The book I've started (I'm at 10,300 words, a very satisfactory position to be in at the start of day 6!) is tentatively titled The Secret Admirer, the Cyber Bully and the Big Birthday - Frankie Loveday #2. It's a sequel to the one I wrote last year, which was originally called Frankie Loveday, Girl Detective, but I have retitled as The Missing Mother and the Class that Didn't Cheat - Frankie Loveday #1.
Here is a little synopsis, in case you are interested:
Frankie Loveday is enjoying the warm weather and relative calm of late spring in Melbourne, especially after all the action a month ago left her triumphant but exhausted (The Missing Mother and the Class that Didn't Cheat - Frankie Loveday #1). But serenity is overrated anyway, and Frankie and her friends are about to be catapulted into two new and engrossing investigations.
Who is leaving flowers, chocolates and love poems for Frankie's acidic school principal, Miss Radeski? Do they have an ulterior motive ... and what could it possibly be?
More disturbingly still, what lies behind the savage but anonymous cyber bullying of Frankie's classmates at school? Who's behind it, and why are they targeting specific kids? Is there another agenda at work here?
Meanwhile, preparations for Frankie's littlest sister's 2nd birthday party are accelerating, with new and grander layers being added daily.
Frankie, Seb, Jen, Egg and their friends have to race against the clock to solve these mysteries before someone really gets hurt ... and get to Vicky's Big Birthday Bash on time.

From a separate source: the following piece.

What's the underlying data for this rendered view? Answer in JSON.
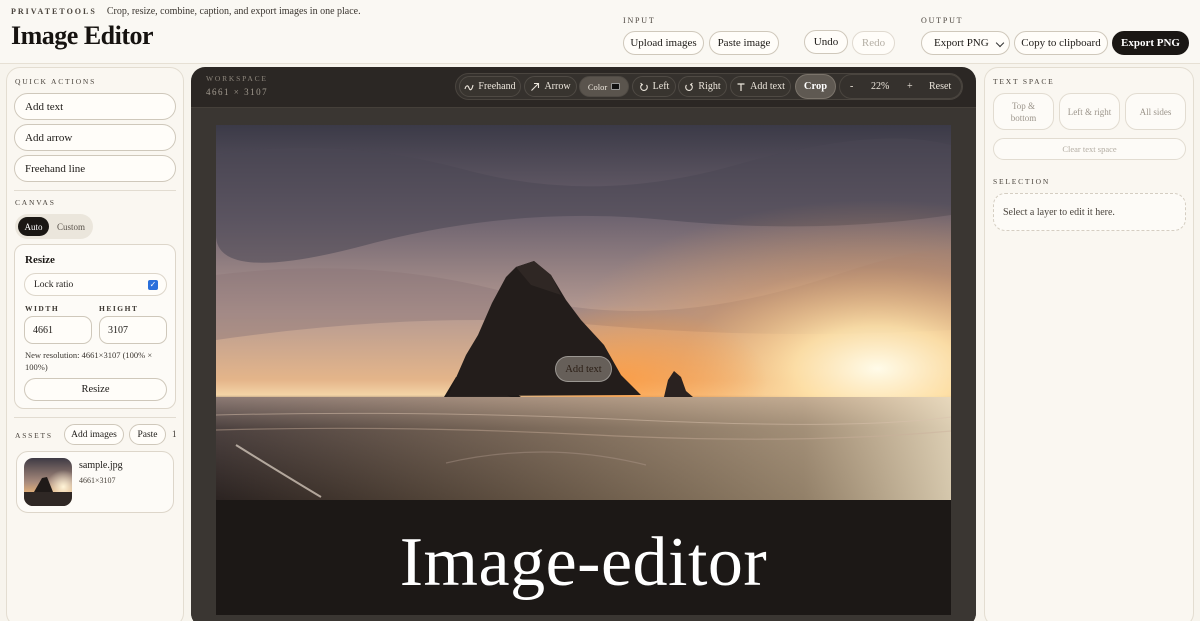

Like its predecessor, this is a middle-grade novel, aimed at readers aged 8ish to 11ish or so. My chief audience has been my own older daughter (and this year, my second daughter too) and it's their tastes, language, sensibility and interests that I am trying to keep firmly in mind as I write.

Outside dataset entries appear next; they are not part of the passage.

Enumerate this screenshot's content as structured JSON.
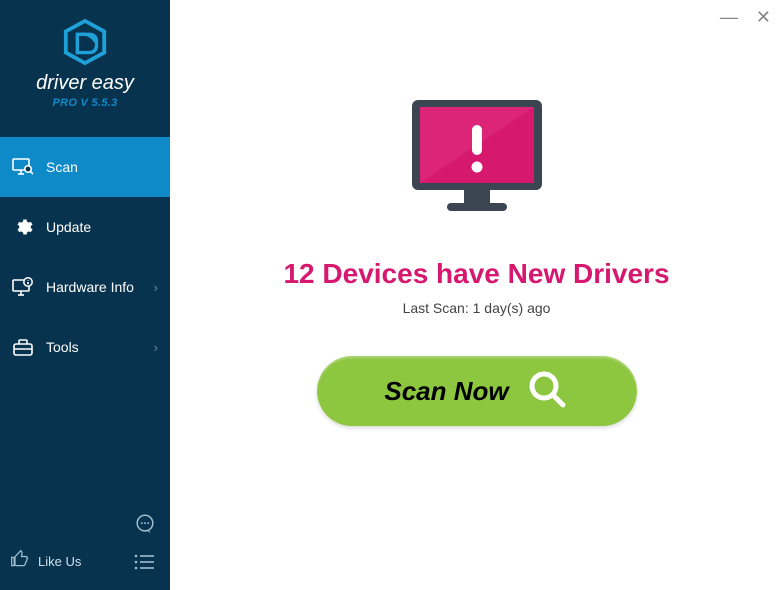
{
  "brand": {
    "name": "driver easy",
    "version": "PRO V 5.5.3"
  },
  "sidebar": {
    "items": [
      {
        "label": "Scan"
      },
      {
        "label": "Update"
      },
      {
        "label": "Hardware Info"
      },
      {
        "label": "Tools"
      }
    ],
    "like_label": "Like Us"
  },
  "main": {
    "headline": "12 Devices have New Drivers",
    "subline": "Last Scan: 1 day(s) ago",
    "scan_button_label": "Scan Now"
  }
}
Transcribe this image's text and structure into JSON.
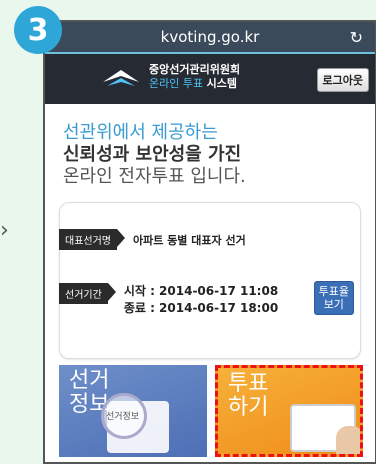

The books are written in the first-person voice of Frankie, an 11-year-old Australian girl who's intelligent, funny, fat, red-haired and self-confident. I didn't actually decide to write in the first person - I've never successfully done so before, and I had envisaged (vaguely) a third-person approach. When I started to write last year's book, though, it was honestly like the choice was taken out my hands; Frankie's voice just clamoured to be heard and once I started writing it that way, it flew. I've never experienced such a powerful example of a character coming to life, and it's Frankie's personality, born from observation and long-buried memories, that's carrying these tales forward. It's almost worrying to me that, I admit, I'm not always sure what she's going to do or say next. Automatic writing, indeed :-)
Anyway, that's what I'm up to when not living my regularly scheduled life or posting here!
(If you are also doing Nano and would like to add me as a writing buddy, I'm KathyZucchini on that site.)
This post is part of NaBloPoMo. 6 down, 24 to go!